JpustingUsually around noonish, we hit the food courts.  I had the turkey leg – this sucker had to weight three pounds! They have bread bowls that are almost too big to eat. There is pizza for the non-adventurous. There is even a stand that sells dolmas. All of the food prices are reasonable – and domestic beers are $4.  I opted for the Smithwick’s – a little more but worth it to drink a decent beer on draught.

The high point of the day is the joust. There are three tournaments each day, and the contests are not staged as far as who the winner is going to be. The jousters are paired off based on who win contests of skill. Points are awarded by whether or not the jouster hits the opponent’s shield, of knocks the shield off (more points) or breaks the opponent’s lance (even more points).

After the joust, we hit the belly dancers. Not literally, we would be banned from the grounds for that. Then we stroll the grounds one last time checking out the vendors. By four o’clock we are drained. Six hours is not nearly enough time to see everything we would like, but 4PM is the perfect time to make an exit, beating the mad rush at 5.  At $21, the tickets are a bargain. All of the entertainment is free – but it is a nice idea to tip the acts. They actually do this for a living!

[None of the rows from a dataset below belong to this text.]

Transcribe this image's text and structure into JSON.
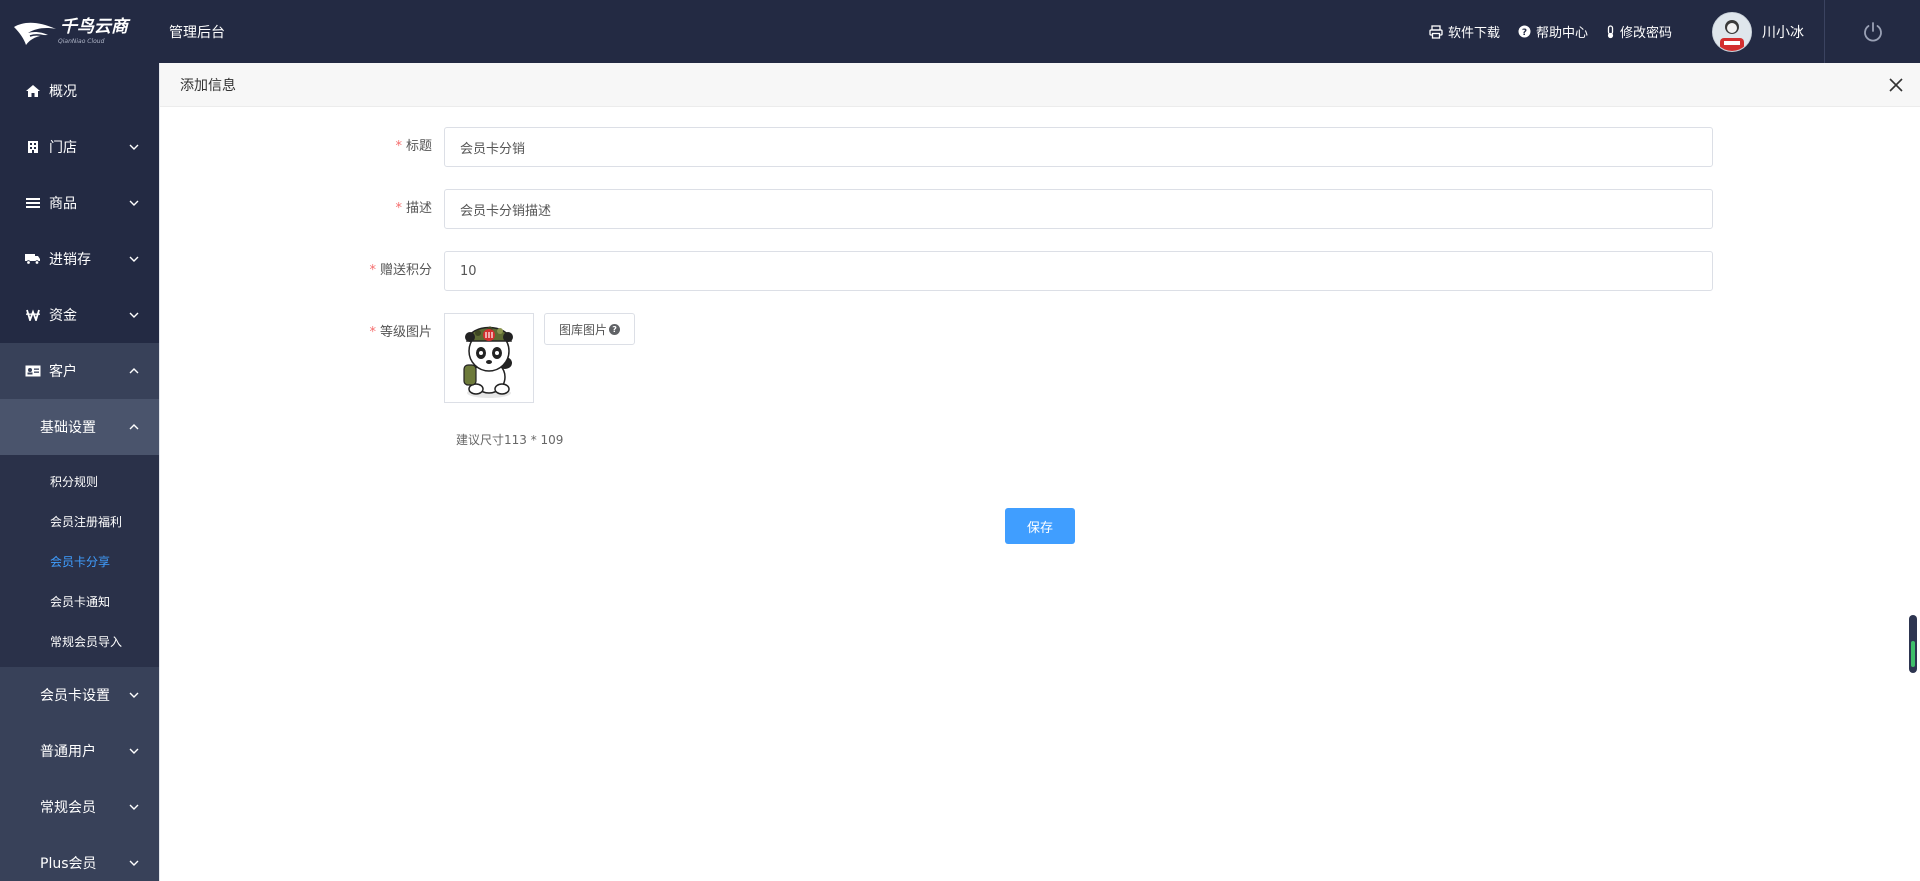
{
  "brand": {
    "name": "千鸟云商",
    "sub": "QianNiao Cloud"
  },
  "header": {
    "title": "管理后台",
    "links": [
      {
        "label": "软件下载",
        "icon": "printer-icon"
      },
      {
        "label": "帮助中心",
        "icon": "question-circle-icon"
      },
      {
        "label": "修改密码",
        "icon": "thermometer-icon"
      }
    ],
    "user_name": "川小冰"
  },
  "sidebar": {
    "items": [
      {
        "label": "概况",
        "icon": "home-icon"
      },
      {
        "label": "门店",
        "icon": "store-icon"
      },
      {
        "label": "商品",
        "icon": "list-icon"
      },
      {
        "label": "进销存",
        "icon": "truck-icon"
      },
      {
        "label": "资金",
        "icon": "won-icon"
      },
      {
        "label": "客户",
        "icon": "id-card-icon"
      }
    ],
    "customer_sub": [
      {
        "label": "基础设置"
      },
      {
        "label": "会员卡设置"
      },
      {
        "label": "普通用户"
      },
      {
        "label": "常规会员"
      },
      {
        "label": "Plus会员"
      }
    ],
    "basic_leaves": [
      "积分规则",
      "会员注册福利",
      "会员卡分享",
      "会员卡通知",
      "常规会员导入"
    ]
  },
  "panel": {
    "title": "添加信息",
    "fields": {
      "title_label": "标题",
      "title_value": "会员卡分销",
      "desc_label": "描述",
      "desc_value": "会员卡分销描述",
      "points_label": "赠送积分",
      "points_value": "10",
      "image_label": "等级图片"
    },
    "library_button": "图库图片",
    "help_mark": "?",
    "size_hint": "建议尺寸113 * 109",
    "save_label": "保存",
    "required_mark": "*"
  },
  "colors": {
    "nav_bg": "#232a43",
    "accent": "#409eff",
    "required": "#f56c6c"
  }
}
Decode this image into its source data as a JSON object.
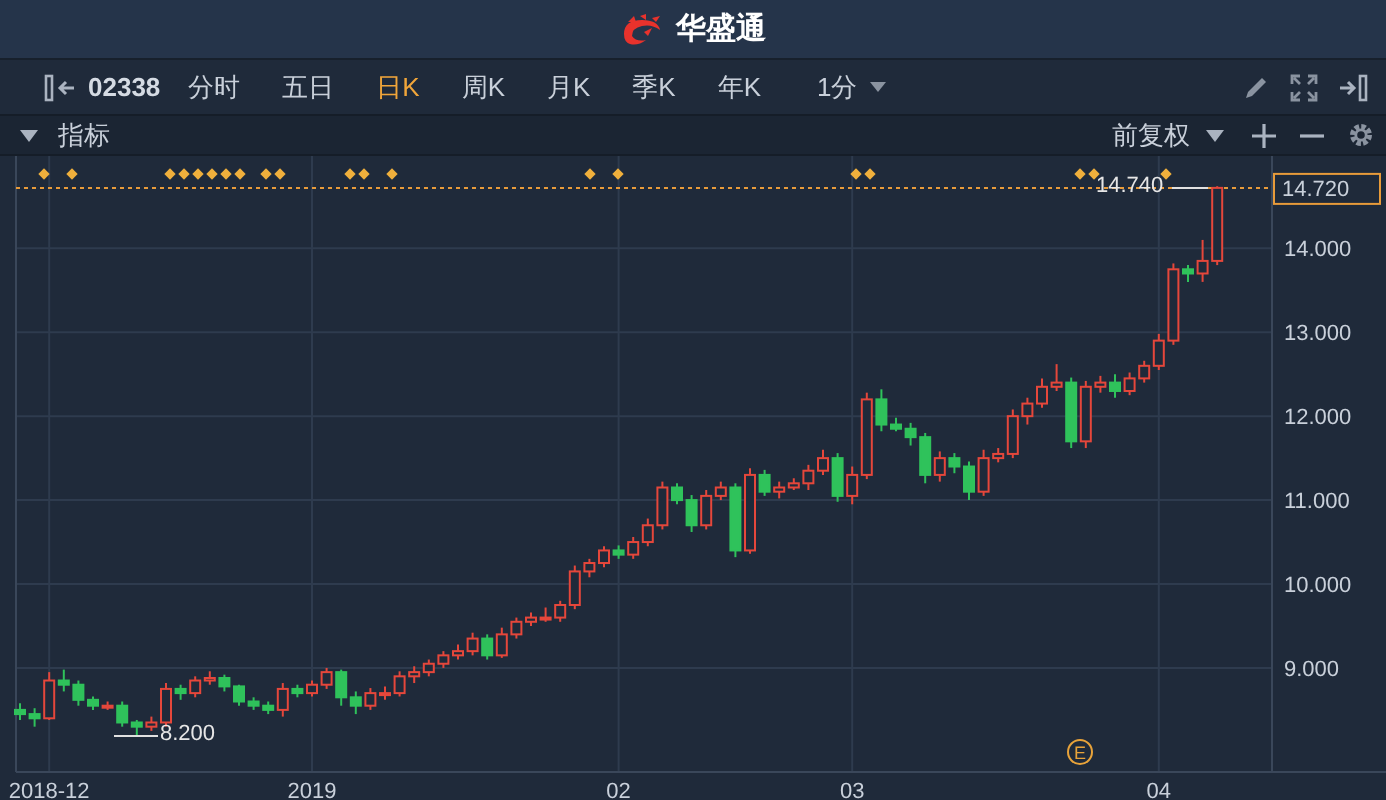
{
  "header": {
    "title": "华盛通"
  },
  "toolbar": {
    "symbol": "02338",
    "periods": [
      {
        "label": "分时",
        "selected": false
      },
      {
        "label": "五日",
        "selected": false
      },
      {
        "label": "日K",
        "selected": true
      },
      {
        "label": "周K",
        "selected": false
      },
      {
        "label": "月K",
        "selected": false
      },
      {
        "label": "季K",
        "selected": false
      },
      {
        "label": "年K",
        "selected": false
      }
    ],
    "interval": "1分"
  },
  "indicator_bar": {
    "label": "指标",
    "adjustment": "前复权"
  },
  "chart": {
    "high_label": "14.740",
    "low_label": "8.200",
    "event_marker": "E",
    "chart_data": {
      "type": "candlestick",
      "grid": true,
      "ref_lines": [
        {
          "axis": "y",
          "value": 14.72,
          "label": "14.720",
          "color": "#e89b3a"
        }
      ],
      "ylim": [
        7.76,
        15.1
      ],
      "categories": [
        null,
        null,
        "2018-12",
        null,
        null,
        null,
        null,
        null,
        null,
        null,
        null,
        null,
        null,
        null,
        null,
        null,
        null,
        null,
        null,
        null,
        "2019",
        null,
        null,
        null,
        null,
        null,
        null,
        null,
        null,
        null,
        null,
        null,
        null,
        null,
        null,
        null,
        null,
        null,
        null,
        null,
        null,
        "02",
        null,
        null,
        null,
        null,
        null,
        null,
        null,
        null,
        null,
        null,
        null,
        null,
        null,
        null,
        null,
        "03",
        null,
        null,
        null,
        null,
        null,
        null,
        null,
        null,
        null,
        null,
        null,
        null,
        null,
        null,
        null,
        null,
        null,
        null,
        null,
        null,
        "04",
        null,
        null,
        null,
        null
      ],
      "yticks": [
        {
          "value": 14,
          "label": "14.000"
        },
        {
          "value": 13,
          "label": "13.000"
        },
        {
          "value": 12,
          "label": "12.000"
        },
        {
          "value": 11,
          "label": "11.000"
        },
        {
          "value": 10,
          "label": "10.000"
        },
        {
          "value": 9,
          "label": "9.000"
        }
      ],
      "ohlc": [
        [
          8.5,
          8.58,
          8.38,
          8.45
        ],
        [
          8.45,
          8.52,
          8.3,
          8.4
        ],
        [
          8.4,
          8.95,
          8.38,
          8.85
        ],
        [
          8.85,
          8.98,
          8.72,
          8.8
        ],
        [
          8.8,
          8.85,
          8.55,
          8.62
        ],
        [
          8.62,
          8.66,
          8.5,
          8.55
        ],
        [
          8.55,
          8.6,
          8.5,
          8.55
        ],
        [
          8.55,
          8.6,
          8.3,
          8.35
        ],
        [
          8.35,
          8.38,
          8.2,
          8.3
        ],
        [
          8.3,
          8.42,
          8.25,
          8.35
        ],
        [
          8.35,
          8.82,
          8.3,
          8.75
        ],
        [
          8.75,
          8.8,
          8.62,
          8.7
        ],
        [
          8.7,
          8.9,
          8.65,
          8.85
        ],
        [
          8.85,
          8.96,
          8.8,
          8.88
        ],
        [
          8.88,
          8.92,
          8.72,
          8.78
        ],
        [
          8.78,
          8.8,
          8.55,
          8.6
        ],
        [
          8.6,
          8.65,
          8.5,
          8.55
        ],
        [
          8.55,
          8.6,
          8.45,
          8.5
        ],
        [
          8.5,
          8.82,
          8.42,
          8.75
        ],
        [
          8.75,
          8.8,
          8.65,
          8.7
        ],
        [
          8.7,
          8.85,
          8.66,
          8.8
        ],
        [
          8.8,
          9.0,
          8.75,
          8.95
        ],
        [
          8.95,
          8.98,
          8.55,
          8.65
        ],
        [
          8.65,
          8.72,
          8.45,
          8.55
        ],
        [
          8.55,
          8.76,
          8.5,
          8.7
        ],
        [
          8.7,
          8.78,
          8.62,
          8.7
        ],
        [
          8.7,
          8.96,
          8.66,
          8.9
        ],
        [
          8.9,
          9.02,
          8.82,
          8.95
        ],
        [
          8.95,
          9.1,
          8.9,
          9.05
        ],
        [
          9.05,
          9.2,
          9.0,
          9.15
        ],
        [
          9.15,
          9.28,
          9.1,
          9.2
        ],
        [
          9.2,
          9.42,
          9.15,
          9.35
        ],
        [
          9.35,
          9.4,
          9.1,
          9.15
        ],
        [
          9.15,
          9.48,
          9.12,
          9.4
        ],
        [
          9.4,
          9.6,
          9.35,
          9.55
        ],
        [
          9.55,
          9.66,
          9.5,
          9.6
        ],
        [
          9.6,
          9.72,
          9.55,
          9.6
        ],
        [
          9.6,
          9.8,
          9.55,
          9.75
        ],
        [
          9.75,
          10.22,
          9.7,
          10.15
        ],
        [
          10.15,
          10.3,
          10.08,
          10.25
        ],
        [
          10.25,
          10.45,
          10.2,
          10.4
        ],
        [
          10.4,
          10.46,
          10.3,
          10.35
        ],
        [
          10.35,
          10.56,
          10.3,
          10.5
        ],
        [
          10.5,
          10.78,
          10.45,
          10.7
        ],
        [
          10.7,
          11.22,
          10.65,
          11.15
        ],
        [
          11.15,
          11.2,
          10.95,
          11.0
        ],
        [
          11.0,
          11.06,
          10.62,
          10.7
        ],
        [
          10.7,
          11.12,
          10.65,
          11.05
        ],
        [
          11.05,
          11.22,
          11.0,
          11.15
        ],
        [
          11.15,
          11.2,
          10.32,
          10.4
        ],
        [
          10.4,
          11.38,
          10.36,
          11.3
        ],
        [
          11.3,
          11.36,
          11.05,
          11.1
        ],
        [
          11.1,
          11.22,
          11.02,
          11.15
        ],
        [
          11.15,
          11.26,
          11.12,
          11.2
        ],
        [
          11.2,
          11.42,
          11.12,
          11.35
        ],
        [
          11.35,
          11.6,
          11.3,
          11.5
        ],
        [
          11.5,
          11.56,
          10.98,
          11.05
        ],
        [
          11.05,
          11.4,
          10.95,
          11.3
        ],
        [
          11.3,
          12.28,
          11.25,
          12.2
        ],
        [
          12.2,
          12.32,
          11.82,
          11.9
        ],
        [
          11.9,
          11.98,
          11.82,
          11.85
        ],
        [
          11.85,
          11.92,
          11.65,
          11.75
        ],
        [
          11.75,
          11.8,
          11.2,
          11.3
        ],
        [
          11.3,
          11.58,
          11.22,
          11.5
        ],
        [
          11.5,
          11.56,
          11.32,
          11.4
        ],
        [
          11.4,
          11.46,
          11.0,
          11.1
        ],
        [
          11.1,
          11.6,
          11.05,
          11.5
        ],
        [
          11.5,
          11.62,
          11.45,
          11.55
        ],
        [
          11.55,
          12.08,
          11.5,
          12.0
        ],
        [
          12.0,
          12.22,
          11.9,
          12.15
        ],
        [
          12.15,
          12.45,
          12.1,
          12.35
        ],
        [
          12.35,
          12.62,
          12.3,
          12.4
        ],
        [
          12.4,
          12.46,
          11.62,
          11.7
        ],
        [
          11.7,
          12.42,
          11.62,
          12.35
        ],
        [
          12.35,
          12.48,
          12.28,
          12.4
        ],
        [
          12.4,
          12.5,
          12.22,
          12.3
        ],
        [
          12.3,
          12.52,
          12.25,
          12.45
        ],
        [
          12.45,
          12.66,
          12.4,
          12.6
        ],
        [
          12.6,
          12.98,
          12.55,
          12.9
        ],
        [
          12.9,
          13.82,
          12.85,
          13.75
        ],
        [
          13.75,
          13.8,
          13.6,
          13.7
        ],
        [
          13.7,
          14.1,
          13.6,
          13.85
        ],
        [
          13.85,
          14.74,
          13.8,
          14.72
        ]
      ]
    }
  }
}
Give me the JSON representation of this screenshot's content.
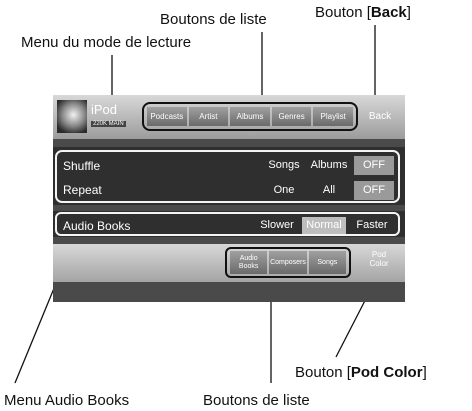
{
  "annotations": {
    "top_list_buttons": "Boutons de liste",
    "back_button_prefix": "Bouton [",
    "back_button_bold": "Back",
    "back_button_suffix": "]",
    "playback_mode_menu": "Menu du mode de lecture",
    "pod_color_prefix": "Bouton [",
    "pod_color_bold": "Pod Color",
    "pod_color_suffix": "]",
    "audio_books_menu": "Menu Audio Books",
    "bottom_list_buttons": "Boutons de liste"
  },
  "header": {
    "title": "iPod",
    "subtitle": "220K MAIN",
    "list_buttons": [
      "Podcasts",
      "Artist",
      "Albums",
      "Genres",
      "Playlist"
    ],
    "back_label": "Back"
  },
  "playback_mode": {
    "rows": [
      {
        "label": "Shuffle",
        "options": [
          "Songs",
          "Albums",
          "OFF"
        ],
        "selected": "OFF"
      },
      {
        "label": "Repeat",
        "options": [
          "One",
          "All",
          "OFF"
        ],
        "selected": "OFF"
      }
    ]
  },
  "audio_books": {
    "label": "Audio Books",
    "options": [
      "Slower",
      "Normal",
      "Faster"
    ],
    "selected": "Normal"
  },
  "bottom_bar": {
    "list_buttons": [
      "Audio\nBooks",
      "Composers",
      "Songs"
    ],
    "pod_color_label": "Pod\nColor"
  }
}
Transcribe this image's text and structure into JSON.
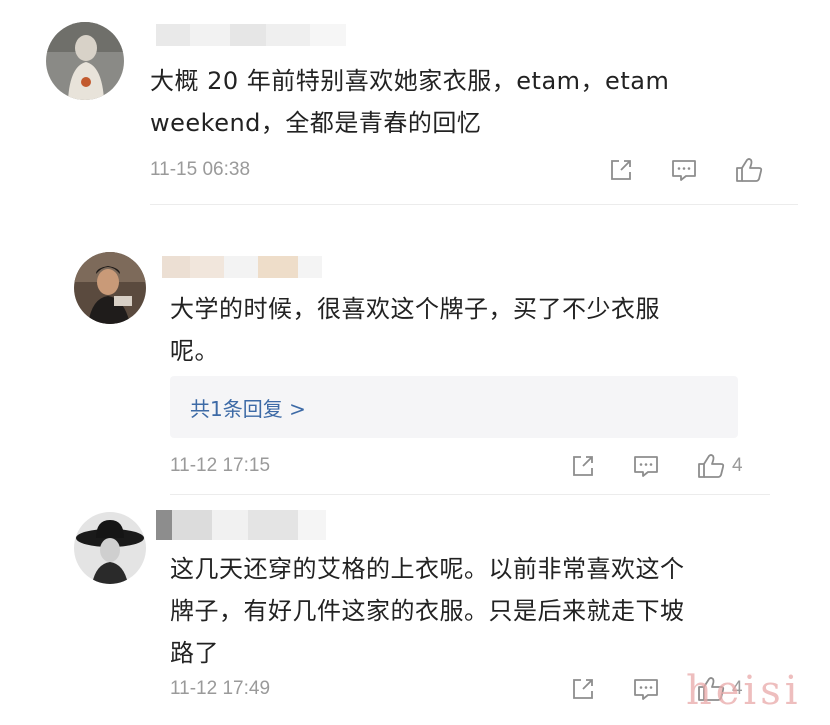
{
  "comments": [
    {
      "text_line1": "大概 20 年前特别喜欢她家衣服，etam，etam",
      "text_line2": "weekend，全都是青春的回忆",
      "time": "11-15 06:38",
      "likes": ""
    },
    {
      "text_line1": "大学的时候，很喜欢这个牌子，买了不少衣服",
      "text_line2": "呢。",
      "reply_link": "共1条回复 >",
      "time": "11-12 17:15",
      "likes": "4"
    },
    {
      "text_line1": "这几天还穿的艾格的上衣呢。以前非常喜欢这个",
      "text_line2": "牌子，有好几件这家的衣服。只是后来就走下坡",
      "text_line3": "路了",
      "time": "11-12 17:49",
      "likes": "4"
    }
  ],
  "watermark": "heisi",
  "icons": {
    "share": "share-icon",
    "comment": "comment-icon",
    "like": "thumbs-up-icon"
  },
  "colors": {
    "text": "#222222",
    "meta": "#9a9a9a",
    "link": "#3d6aa6",
    "reply_bg": "#f5f5f7",
    "watermark": "#e9a9a9"
  }
}
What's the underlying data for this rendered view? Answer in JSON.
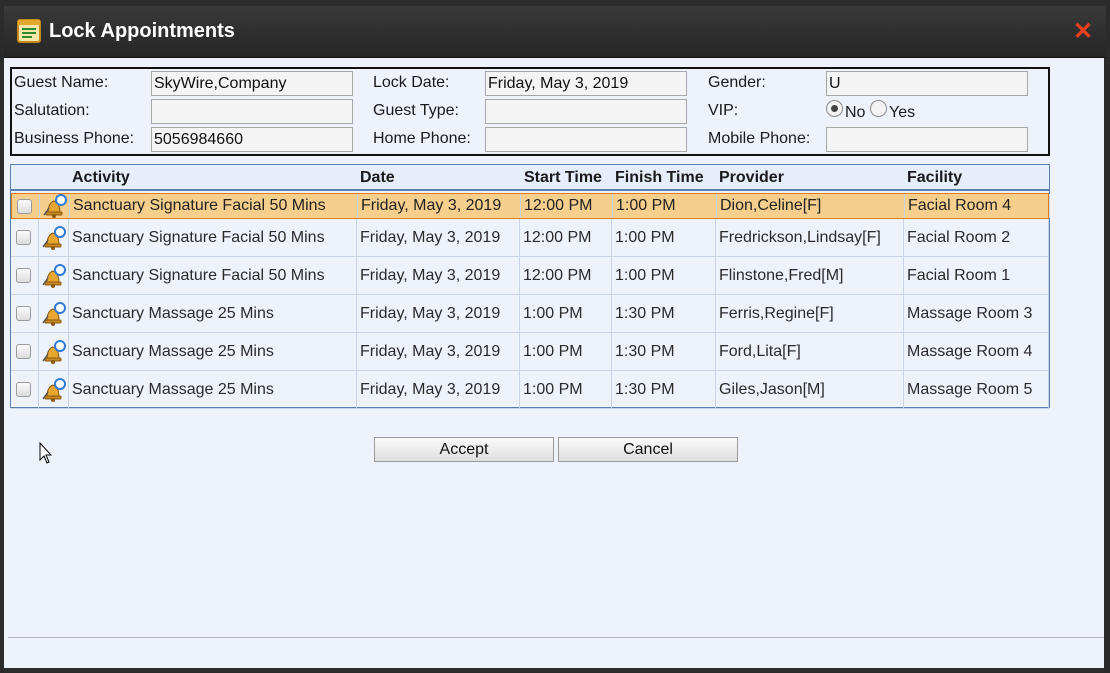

With tourist/snow bird season winding down, my entertainment will be more of a back-to-nature sort. Hiking, camping, target shooting.  And I am running out of excuses to prevent me from working on the camper, or in the studio. At least until the summer weather hits.